A bipartisan group of senators has set up a roadblock, perhaps insurmountable, against a congressionally mandated US Dept. of Veterans Affairs proposal revamping its extensive network of hospitals and other health care facilities.
Twelve Senators, led by Veterans' Affairs Committee Chairman Jon Tester (D-Mont.), said in a June 27 statement that they oppose the process established by a 2018 law for launching an overhaul of VA’s system of facilities.
At issue is the process for an Asset and Infrastructure Review (AIR) Commission, created by the 2018 VA MISSION Act. That law required the VA to propose a reshaping of its portfolio of about 170 medical facilities, which the department says, makes it the largest U.S. integrated healthy care system.

VA’s proposal, issued in March, would shut some facilities, build new ones and expand or reconfigure others. At the time, the Associated General Contractors of America projected that the proposed program could mean billions of dollars for construction.

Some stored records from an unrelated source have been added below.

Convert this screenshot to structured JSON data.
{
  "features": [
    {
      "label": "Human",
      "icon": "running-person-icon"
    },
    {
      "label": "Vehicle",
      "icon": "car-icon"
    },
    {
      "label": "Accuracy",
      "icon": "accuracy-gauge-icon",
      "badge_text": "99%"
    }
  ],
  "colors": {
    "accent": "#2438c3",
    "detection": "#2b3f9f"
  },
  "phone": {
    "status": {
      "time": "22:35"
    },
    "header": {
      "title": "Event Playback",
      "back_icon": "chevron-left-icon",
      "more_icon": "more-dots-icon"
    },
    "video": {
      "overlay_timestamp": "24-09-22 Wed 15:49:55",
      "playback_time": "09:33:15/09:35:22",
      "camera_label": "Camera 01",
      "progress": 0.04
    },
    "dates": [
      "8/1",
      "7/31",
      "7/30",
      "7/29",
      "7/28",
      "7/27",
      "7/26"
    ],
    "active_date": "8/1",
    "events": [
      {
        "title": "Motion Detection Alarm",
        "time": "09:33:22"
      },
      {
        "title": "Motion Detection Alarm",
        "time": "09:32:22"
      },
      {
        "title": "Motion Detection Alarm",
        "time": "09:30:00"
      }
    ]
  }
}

The proposal would respond to such trends as an increase in the number of veterans who live in certain parts of the South and West and a reduction in the number who live in the northeast and Midwest, a spokesperson said in March.

The age and condition of VA facilities also played a part in the department's plan. In the report outlining the new facilities network, department Secretary Denis McDonough said it would replace “old, outdated, run-down facilities with state-of-the-art facilities designed with veterans and VA employees in mind.”

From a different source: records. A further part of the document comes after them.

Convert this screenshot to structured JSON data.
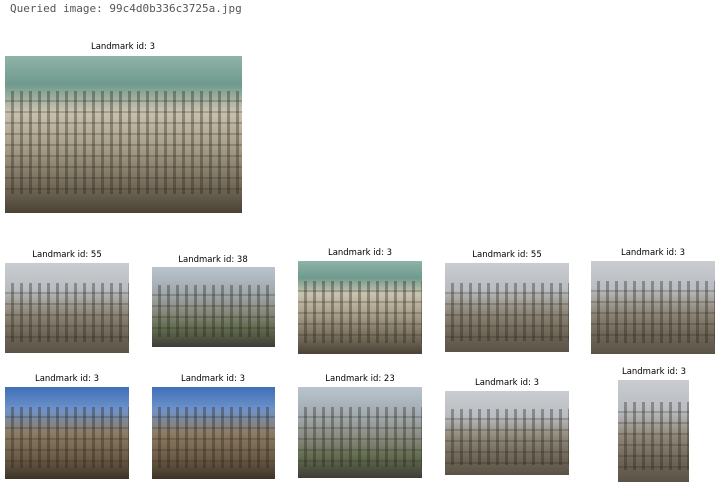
{
  "query": {
    "label": "Queried image: 99c4d0b336c3725a.jpg",
    "caption": "Landmark id: 3"
  },
  "results": [
    {
      "caption": "Landmark id: 55"
    },
    {
      "caption": "Landmark id: 38"
    },
    {
      "caption": "Landmark id: 3"
    },
    {
      "caption": "Landmark id: 55"
    },
    {
      "caption": "Landmark id: 3"
    },
    {
      "caption": "Landmark id: 3"
    },
    {
      "caption": "Landmark id: 3"
    },
    {
      "caption": "Landmark id: 23"
    },
    {
      "caption": "Landmark id: 3"
    },
    {
      "caption": "Landmark id: 3"
    }
  ]
}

The median age of VA’s buildings is almost 60 years, compared with a median of 8.5 years for U.S. private-sector hospitals. About 69% of VA’s hospitals are older than 50 years, the March report said.
Under the 2018 statute, after VA developed its proposal, the plan was to be reviewed by the AIR Commission, composed of nine presidentially nominated members who were subject to Senate confirmation.
The commission then was to study the plan, which it could alter, and submit its version to the President. He then could end the process at that point or send his recommendations to Congress.

Fierce Opposition

The lever that the 12 senators now are wielding is refusing to approve any nominees to the commission. Biden sent eight nominations to the Senate in March and one in June, but none has come up for a vote or even had a confirmation hearing.

Tester and the 11 other senators said in their statement that the AIR process “would put veterans in both rural and urban areas at a disadvantage” and added that the process “does not have our support and will not move forward.”

Besides Tester, the other anti-AIR Democrats are: Sherrod Brown (Ohio), Maggie Hassan (N.H.), Martin Heinrich (N.M.), Ben Ray Lujan (N.M.), Joe Manchin (W.Va.) and Patty Murray (Wash.).

Republicans who signed on to the statement are: Shelley Moore Capito (W.Va.), Steve Daines (Mont.), Rob Portman (Ohio), Mike Rounds (S.D.) and John Thune (S.D.). 

Tester’s stance is no surprise. Montana would lose a VA nursing home and two clinics under the VA proposal. At the time the proposal was released, he said that “any effort to kneecap our veterans’ health care is a non-starter for me."

Supporters Cite Outdated Facilities

The AIR program has its supporters. Sen. Jerry Moran, the veterans' affairs panel's top Republican, said in a statement, "Many of the VA's facilities are empty, underutilized and severely outdated."

Moran added, "We passed the VA MISSION Act to address these issues but by refusing to confirm commissioners, we are essentially shutting down the work of the AIR Commission and possibly our only opportunity to fix this long-standing issue."

“President Biden has insisted that our veterans in the 21st century should not be forced to receive care in early 20th century buildings. The median age of VA’s hospitals is nearly 60 years old, and that’s why the President requested nearly $20 billion in new VA infrastructure spending last year and it is why he has requested the largest ever investment in VA infrastructure in his FY23 budget," said Melissa Bryant, Acting Assistant Secretary for Public and Intergovernmental Affairs, in an email to ENR.

"Whatever Congress decides to do with the AIR Commission—which was called for in the 2018 MISSION Act—we will continue to fight for the funding and modernization that our veterans deserve,” she added.

If the AIR proposal doesn’t resurface in some form, decisions on funding and building new VA hospitals and clinics would continue to rest with Congress, including the appropriations committees. In the Senate, that key panel’s members include Tester, Capito, Heinrich, Murray and Moran.

The text of this article was updated on July 6, 2022, to reflect comments from the VA acting assistant secretary.